This year marks the 30th anniversary of the World Climate Research Programme’s SPARC core project. In this time, SPARC has evolved into a major international research coordination hub for atmospheric sciences, with the primary goal to facilitate research that improves our understanding of atmospheric processes and their role in climate. SPARC’s initial focus was on stratospheric science linked to ozone depletion, but has expanded to cover the whole atmosphere including the coupled troposphere-stratosphere system and impacts on surface climate.
SPARC is particularly recognised for its lively scientific community. To celebrate SPARC’s achievements over the last three decades, we have held a series of three webinars leading up to the grand SPARC General Assembly in October 2022.
First SPARC anniversary webinar

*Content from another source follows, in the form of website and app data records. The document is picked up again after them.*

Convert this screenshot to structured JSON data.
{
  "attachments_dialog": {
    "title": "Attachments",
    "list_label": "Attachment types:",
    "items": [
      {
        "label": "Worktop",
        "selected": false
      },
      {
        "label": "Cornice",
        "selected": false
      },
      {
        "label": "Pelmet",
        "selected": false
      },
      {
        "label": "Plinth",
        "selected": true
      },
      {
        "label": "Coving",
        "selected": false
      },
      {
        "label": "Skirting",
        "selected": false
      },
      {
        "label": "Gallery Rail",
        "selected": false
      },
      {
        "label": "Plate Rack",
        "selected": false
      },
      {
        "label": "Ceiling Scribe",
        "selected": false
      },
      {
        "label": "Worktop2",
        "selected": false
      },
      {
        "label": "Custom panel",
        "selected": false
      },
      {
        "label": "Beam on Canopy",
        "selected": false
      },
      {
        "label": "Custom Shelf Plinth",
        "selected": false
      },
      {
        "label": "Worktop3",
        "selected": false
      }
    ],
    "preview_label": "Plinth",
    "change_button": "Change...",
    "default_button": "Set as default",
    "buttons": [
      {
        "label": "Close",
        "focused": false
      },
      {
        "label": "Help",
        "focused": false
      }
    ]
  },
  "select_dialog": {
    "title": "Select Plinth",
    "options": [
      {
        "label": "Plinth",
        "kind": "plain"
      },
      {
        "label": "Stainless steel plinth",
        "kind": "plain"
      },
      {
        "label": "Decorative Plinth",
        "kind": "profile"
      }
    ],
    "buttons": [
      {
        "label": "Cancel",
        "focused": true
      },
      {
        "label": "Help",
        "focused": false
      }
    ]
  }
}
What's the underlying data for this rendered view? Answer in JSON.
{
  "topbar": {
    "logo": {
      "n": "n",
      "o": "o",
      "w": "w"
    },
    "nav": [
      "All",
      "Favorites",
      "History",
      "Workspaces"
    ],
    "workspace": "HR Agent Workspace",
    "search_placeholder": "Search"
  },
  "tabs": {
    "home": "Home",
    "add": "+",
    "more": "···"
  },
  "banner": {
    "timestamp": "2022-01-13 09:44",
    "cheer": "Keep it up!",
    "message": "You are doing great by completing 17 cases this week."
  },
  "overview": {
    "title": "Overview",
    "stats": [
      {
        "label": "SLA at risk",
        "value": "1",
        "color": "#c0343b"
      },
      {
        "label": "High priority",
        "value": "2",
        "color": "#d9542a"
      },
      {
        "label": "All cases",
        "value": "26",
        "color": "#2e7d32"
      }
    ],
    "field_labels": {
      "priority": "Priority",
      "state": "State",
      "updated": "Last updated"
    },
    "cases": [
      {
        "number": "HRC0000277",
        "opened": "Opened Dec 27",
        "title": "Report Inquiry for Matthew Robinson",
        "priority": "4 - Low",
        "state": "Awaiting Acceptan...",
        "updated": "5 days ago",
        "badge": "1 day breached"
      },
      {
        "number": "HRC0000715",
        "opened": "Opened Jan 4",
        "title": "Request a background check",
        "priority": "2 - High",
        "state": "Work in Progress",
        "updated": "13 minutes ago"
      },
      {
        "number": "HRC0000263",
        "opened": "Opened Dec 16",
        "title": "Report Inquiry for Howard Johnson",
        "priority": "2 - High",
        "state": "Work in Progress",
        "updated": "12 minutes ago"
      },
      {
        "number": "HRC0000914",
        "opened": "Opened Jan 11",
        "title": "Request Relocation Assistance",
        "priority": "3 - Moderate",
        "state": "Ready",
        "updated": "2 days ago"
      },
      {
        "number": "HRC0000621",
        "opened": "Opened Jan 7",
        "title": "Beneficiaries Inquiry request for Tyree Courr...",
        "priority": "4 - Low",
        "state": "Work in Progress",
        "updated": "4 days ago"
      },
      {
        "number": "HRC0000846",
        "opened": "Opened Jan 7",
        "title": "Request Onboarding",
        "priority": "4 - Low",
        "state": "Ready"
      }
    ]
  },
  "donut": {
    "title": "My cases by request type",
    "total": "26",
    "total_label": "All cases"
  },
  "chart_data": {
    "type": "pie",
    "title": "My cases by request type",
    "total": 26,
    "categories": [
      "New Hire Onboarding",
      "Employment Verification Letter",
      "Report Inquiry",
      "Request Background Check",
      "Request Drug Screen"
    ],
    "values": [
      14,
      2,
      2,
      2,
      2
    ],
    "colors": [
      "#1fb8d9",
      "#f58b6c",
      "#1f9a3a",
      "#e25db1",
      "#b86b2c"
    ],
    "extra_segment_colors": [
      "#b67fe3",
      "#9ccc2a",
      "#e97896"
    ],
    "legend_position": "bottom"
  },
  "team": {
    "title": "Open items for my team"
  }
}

Our host for the first SPARC 30th anniversary webinar on Thursday 21st April 2022 13 UTC was Prof. Susan Solomon from the Department of Earth, Atmospheric, and Planetary Sciences, Massachusetts Institute of Technology (MIT). She gave a presentation on “Evolving Challenges in Stratospheric Processes and their Role in Climate”, taking us through some history of how our science has experienced a succession of things that have challenged our understanding and how the science community rose to the challenges.
Second SPARC anniversary webinar
When: 13 June 2022 – 13 UTC
Presenter: Prof. Ted Shepherd
Flyer for the event here
Recording can be found here.
Questions that couldn’t be answered during the webinar because of time constrains can be found here.
Our host for the first SPARC 30th anniversary webinar on Monday 13 June 2022 13 UTC was Prof. Ted Shepherd from the University of Reading and he gave a presentation on “Understanding the role of atmospheric
circulation in climate variability and change”.
Third SPARC anniversary webinar
Our host for the first SPARC 30th anniversary webinar on Friday 7th October 2022 at 12.00 UTC was Prof. Thomas Peter from the ETH Zürich will give a presentation on “Research on climate intervention by stratospheric aerosol injection (SAI) – should SPARC engage?”